● **What the task asks**: Where does the word "title" occur in the material? Copy each line that has it.

● **The records**:
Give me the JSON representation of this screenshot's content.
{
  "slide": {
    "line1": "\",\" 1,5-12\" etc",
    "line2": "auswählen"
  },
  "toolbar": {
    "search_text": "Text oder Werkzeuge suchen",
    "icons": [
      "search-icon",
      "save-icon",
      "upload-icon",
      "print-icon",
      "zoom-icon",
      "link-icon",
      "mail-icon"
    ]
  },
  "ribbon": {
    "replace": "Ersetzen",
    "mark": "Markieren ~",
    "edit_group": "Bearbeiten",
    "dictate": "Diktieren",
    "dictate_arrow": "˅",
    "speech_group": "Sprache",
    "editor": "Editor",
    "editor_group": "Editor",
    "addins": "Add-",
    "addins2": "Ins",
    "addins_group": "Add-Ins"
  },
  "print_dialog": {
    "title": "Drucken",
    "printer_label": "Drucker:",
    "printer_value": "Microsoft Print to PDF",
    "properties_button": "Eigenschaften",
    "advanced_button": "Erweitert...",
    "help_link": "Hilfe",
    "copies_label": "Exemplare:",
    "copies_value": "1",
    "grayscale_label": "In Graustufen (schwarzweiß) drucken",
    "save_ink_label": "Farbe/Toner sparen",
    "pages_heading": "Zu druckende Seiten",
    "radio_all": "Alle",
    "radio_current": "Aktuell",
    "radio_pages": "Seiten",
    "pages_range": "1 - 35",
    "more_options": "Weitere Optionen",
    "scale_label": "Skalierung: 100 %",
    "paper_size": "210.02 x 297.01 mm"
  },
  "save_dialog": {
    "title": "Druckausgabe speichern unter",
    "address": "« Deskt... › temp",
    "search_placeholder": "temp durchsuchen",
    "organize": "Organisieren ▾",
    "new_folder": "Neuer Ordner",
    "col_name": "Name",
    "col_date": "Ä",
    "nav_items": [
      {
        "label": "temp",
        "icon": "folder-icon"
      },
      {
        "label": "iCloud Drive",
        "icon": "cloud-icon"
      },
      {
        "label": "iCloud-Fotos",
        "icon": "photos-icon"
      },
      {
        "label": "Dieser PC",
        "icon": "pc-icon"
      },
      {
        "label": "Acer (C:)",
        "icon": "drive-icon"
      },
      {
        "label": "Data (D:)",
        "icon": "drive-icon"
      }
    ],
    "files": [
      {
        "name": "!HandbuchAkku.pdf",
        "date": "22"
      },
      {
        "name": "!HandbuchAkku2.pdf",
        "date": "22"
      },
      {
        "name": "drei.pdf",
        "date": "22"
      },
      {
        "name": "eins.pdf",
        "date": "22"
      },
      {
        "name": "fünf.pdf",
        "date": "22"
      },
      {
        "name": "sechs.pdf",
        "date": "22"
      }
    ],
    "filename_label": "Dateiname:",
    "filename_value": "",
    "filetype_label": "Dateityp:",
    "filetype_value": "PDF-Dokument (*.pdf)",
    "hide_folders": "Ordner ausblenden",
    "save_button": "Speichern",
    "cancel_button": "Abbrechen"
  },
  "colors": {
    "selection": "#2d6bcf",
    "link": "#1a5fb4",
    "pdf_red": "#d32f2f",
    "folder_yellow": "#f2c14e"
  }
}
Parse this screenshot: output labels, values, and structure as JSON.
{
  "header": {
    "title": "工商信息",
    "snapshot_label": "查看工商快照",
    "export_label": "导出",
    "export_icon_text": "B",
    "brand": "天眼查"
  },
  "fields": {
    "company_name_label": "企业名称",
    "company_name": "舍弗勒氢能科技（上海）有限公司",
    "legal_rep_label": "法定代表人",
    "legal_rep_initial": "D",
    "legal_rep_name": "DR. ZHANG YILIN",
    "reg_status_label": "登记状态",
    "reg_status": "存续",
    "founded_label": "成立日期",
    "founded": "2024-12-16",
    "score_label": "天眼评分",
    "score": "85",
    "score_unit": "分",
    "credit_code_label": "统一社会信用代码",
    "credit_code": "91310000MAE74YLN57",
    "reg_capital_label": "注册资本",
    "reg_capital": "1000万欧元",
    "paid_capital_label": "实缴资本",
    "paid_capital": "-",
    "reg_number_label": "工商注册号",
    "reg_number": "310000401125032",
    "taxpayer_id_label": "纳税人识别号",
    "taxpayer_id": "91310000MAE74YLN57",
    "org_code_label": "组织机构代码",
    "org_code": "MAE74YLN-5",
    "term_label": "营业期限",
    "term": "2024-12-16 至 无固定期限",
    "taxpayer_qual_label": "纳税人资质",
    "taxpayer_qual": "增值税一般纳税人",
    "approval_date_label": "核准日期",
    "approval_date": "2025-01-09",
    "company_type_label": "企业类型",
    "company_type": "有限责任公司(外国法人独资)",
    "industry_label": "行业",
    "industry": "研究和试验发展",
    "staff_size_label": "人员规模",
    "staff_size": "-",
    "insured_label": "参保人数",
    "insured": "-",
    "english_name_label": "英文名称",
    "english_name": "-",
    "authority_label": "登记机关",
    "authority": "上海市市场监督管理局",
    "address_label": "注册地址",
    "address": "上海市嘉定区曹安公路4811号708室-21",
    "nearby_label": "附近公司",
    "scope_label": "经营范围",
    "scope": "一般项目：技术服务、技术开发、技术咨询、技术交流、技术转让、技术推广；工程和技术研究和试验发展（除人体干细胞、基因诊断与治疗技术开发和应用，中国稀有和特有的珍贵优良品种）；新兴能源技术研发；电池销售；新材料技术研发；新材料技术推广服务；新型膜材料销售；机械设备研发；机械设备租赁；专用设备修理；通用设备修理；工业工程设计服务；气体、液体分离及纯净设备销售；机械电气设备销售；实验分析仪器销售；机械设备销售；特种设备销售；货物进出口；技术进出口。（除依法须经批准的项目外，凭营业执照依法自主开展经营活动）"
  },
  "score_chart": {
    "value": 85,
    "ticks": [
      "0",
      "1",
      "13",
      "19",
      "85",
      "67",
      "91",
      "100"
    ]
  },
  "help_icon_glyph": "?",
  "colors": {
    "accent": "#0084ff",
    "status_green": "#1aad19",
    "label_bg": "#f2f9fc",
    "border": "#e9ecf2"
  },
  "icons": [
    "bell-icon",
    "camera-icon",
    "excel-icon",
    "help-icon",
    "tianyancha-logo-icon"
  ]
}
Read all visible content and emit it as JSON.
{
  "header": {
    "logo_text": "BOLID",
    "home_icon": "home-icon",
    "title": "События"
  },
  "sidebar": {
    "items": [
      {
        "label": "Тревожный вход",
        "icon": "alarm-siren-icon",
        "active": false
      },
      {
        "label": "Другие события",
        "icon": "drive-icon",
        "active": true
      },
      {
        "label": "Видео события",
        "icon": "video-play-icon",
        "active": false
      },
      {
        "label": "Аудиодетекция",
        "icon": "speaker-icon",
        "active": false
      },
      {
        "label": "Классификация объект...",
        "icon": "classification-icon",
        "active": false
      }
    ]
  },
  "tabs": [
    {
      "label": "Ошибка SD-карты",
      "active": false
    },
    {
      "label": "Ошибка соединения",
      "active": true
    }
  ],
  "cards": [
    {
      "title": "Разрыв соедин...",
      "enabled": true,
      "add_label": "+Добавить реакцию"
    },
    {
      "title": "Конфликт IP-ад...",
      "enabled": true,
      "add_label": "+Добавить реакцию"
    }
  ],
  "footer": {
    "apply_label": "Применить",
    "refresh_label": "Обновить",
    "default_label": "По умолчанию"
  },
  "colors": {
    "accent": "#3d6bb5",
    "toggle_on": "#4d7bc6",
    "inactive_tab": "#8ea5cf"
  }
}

● **Answer box**:
    "title": "Drucken",
    "title": "Druckausgabe speichern unter",
    "title": "工商信息",
    "title": "События"
      "title": "Разрыв соедин...",
      "title": "Конфликт IP-ад...",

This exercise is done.